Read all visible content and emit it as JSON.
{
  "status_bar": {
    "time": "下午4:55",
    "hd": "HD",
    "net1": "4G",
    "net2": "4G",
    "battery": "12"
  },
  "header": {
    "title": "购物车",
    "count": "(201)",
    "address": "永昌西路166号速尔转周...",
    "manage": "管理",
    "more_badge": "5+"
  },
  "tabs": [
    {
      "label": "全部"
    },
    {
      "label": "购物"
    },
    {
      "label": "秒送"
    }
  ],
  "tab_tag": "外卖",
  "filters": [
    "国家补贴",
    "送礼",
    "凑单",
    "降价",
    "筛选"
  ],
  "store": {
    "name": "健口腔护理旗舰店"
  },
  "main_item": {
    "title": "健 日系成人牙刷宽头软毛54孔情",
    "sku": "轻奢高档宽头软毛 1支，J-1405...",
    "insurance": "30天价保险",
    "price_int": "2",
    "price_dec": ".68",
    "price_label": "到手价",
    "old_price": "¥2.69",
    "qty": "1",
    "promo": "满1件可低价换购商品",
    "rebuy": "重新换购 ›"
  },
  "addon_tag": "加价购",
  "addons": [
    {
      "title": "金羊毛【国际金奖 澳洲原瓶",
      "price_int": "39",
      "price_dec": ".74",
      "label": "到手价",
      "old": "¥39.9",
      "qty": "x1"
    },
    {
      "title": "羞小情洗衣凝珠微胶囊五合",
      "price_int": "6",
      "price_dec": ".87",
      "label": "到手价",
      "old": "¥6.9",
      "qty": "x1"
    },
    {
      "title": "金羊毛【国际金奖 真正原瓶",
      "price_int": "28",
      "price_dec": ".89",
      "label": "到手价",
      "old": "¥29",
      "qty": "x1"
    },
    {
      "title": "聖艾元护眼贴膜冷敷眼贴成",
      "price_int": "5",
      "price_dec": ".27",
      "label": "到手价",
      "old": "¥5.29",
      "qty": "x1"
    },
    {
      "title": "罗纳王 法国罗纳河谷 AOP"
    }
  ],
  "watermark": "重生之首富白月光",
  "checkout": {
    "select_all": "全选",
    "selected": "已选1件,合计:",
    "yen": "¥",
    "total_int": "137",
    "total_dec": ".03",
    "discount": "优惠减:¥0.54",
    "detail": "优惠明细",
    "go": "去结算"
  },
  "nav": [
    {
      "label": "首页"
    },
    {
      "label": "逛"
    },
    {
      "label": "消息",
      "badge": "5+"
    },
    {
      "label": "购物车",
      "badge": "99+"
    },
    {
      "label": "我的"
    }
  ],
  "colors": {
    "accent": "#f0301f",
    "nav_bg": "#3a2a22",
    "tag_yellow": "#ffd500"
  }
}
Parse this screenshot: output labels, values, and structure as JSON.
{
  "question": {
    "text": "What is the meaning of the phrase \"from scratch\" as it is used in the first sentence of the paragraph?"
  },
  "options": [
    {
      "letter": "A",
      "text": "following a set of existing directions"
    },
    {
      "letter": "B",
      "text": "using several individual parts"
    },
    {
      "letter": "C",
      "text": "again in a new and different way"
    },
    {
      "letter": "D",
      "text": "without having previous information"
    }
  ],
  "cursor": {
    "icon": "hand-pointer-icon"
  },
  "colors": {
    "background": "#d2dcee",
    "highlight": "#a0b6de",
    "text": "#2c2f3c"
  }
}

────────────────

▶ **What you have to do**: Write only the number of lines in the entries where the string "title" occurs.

▶ **Expected answer**: 7